Action item
Extract, from the records beneath this instruction, each line that contains the word "Touring".

Stored data
Segment Open

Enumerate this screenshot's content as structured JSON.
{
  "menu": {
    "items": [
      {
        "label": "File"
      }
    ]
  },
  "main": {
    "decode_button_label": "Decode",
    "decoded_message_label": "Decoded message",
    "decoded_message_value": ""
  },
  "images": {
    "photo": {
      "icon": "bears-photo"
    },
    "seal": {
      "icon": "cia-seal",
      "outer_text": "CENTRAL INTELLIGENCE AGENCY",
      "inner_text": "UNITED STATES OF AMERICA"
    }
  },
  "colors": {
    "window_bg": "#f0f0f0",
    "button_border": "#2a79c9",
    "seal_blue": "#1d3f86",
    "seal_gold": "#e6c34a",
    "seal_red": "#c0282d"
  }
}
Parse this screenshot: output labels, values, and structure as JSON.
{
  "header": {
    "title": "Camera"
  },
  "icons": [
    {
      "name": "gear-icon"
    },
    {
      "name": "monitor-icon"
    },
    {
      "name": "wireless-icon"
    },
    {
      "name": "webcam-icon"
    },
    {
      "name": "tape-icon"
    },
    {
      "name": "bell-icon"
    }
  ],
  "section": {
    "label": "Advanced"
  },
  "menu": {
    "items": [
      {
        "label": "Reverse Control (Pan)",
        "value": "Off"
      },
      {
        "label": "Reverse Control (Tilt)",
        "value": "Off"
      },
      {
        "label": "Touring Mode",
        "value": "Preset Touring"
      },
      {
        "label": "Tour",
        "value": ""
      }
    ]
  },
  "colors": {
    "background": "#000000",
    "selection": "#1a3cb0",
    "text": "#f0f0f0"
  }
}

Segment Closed

Task answer
        "label": "Touring Mode",
        "value": "Preset Touring"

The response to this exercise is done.